EXERCISE PROMPT:
Going through the data below, find how many lines include the word "title", and reply with that number alone.

___ EXTRACTED DATA ___

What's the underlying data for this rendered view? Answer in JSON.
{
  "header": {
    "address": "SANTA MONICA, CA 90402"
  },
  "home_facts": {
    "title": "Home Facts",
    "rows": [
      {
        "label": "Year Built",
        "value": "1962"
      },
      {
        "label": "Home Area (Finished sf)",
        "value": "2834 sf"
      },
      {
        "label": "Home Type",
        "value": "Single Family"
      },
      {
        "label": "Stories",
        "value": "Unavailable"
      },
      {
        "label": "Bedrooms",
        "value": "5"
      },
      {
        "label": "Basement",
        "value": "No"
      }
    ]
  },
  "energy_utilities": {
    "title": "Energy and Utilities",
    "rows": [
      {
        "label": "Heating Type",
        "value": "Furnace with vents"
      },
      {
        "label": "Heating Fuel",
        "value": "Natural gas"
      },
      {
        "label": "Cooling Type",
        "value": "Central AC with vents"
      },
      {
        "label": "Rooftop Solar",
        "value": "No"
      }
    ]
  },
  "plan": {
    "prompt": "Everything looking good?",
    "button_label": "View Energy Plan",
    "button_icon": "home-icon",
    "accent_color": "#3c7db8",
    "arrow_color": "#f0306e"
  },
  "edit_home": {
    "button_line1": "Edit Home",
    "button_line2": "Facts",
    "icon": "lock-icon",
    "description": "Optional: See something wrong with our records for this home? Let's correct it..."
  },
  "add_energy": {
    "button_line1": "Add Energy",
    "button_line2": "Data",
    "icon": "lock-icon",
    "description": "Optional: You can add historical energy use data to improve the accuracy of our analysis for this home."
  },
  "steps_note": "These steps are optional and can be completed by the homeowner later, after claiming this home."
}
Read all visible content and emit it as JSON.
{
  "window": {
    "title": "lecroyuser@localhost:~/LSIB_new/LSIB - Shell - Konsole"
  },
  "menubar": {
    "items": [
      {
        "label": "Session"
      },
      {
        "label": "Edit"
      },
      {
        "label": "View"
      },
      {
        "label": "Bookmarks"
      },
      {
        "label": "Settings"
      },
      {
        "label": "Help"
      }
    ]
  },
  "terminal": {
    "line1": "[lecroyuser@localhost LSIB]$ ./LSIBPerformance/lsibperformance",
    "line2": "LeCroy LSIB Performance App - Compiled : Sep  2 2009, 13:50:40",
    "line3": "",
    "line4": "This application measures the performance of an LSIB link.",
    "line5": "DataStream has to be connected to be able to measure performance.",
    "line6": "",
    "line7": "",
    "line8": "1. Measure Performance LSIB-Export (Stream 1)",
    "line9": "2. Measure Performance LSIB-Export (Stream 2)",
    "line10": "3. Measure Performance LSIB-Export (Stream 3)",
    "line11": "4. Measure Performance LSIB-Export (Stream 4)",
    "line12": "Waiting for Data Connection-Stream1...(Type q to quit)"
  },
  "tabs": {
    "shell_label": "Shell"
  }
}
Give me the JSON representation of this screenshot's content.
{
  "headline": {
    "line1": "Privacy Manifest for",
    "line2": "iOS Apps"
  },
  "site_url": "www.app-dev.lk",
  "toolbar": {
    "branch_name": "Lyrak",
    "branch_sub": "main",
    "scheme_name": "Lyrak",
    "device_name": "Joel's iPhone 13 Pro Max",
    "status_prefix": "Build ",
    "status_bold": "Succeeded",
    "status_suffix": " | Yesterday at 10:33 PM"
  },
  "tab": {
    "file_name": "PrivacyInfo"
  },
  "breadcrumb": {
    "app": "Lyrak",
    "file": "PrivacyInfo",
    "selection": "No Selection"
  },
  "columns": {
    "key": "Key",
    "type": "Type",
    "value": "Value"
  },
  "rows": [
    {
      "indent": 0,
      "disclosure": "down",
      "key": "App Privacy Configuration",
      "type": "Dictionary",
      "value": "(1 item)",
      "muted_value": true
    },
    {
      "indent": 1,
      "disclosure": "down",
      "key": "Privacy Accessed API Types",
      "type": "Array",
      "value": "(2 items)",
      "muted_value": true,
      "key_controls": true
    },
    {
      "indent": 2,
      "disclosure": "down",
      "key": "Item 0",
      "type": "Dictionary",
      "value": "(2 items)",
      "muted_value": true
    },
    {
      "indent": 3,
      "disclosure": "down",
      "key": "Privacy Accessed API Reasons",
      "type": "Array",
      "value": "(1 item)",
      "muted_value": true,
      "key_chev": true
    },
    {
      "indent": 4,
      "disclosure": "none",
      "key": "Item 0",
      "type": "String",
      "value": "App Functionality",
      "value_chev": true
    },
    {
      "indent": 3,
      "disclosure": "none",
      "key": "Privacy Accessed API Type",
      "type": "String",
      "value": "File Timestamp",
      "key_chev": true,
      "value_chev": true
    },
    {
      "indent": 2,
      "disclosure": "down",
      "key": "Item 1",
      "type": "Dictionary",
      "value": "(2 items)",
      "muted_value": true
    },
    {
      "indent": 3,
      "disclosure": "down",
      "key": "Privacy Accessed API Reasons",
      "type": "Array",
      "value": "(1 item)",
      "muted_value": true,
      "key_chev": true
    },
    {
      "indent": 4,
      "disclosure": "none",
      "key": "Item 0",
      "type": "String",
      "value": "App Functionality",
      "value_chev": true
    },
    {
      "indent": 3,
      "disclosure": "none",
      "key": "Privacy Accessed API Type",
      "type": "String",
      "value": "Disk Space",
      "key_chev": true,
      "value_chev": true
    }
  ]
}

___

EXERCISE RESULT:
3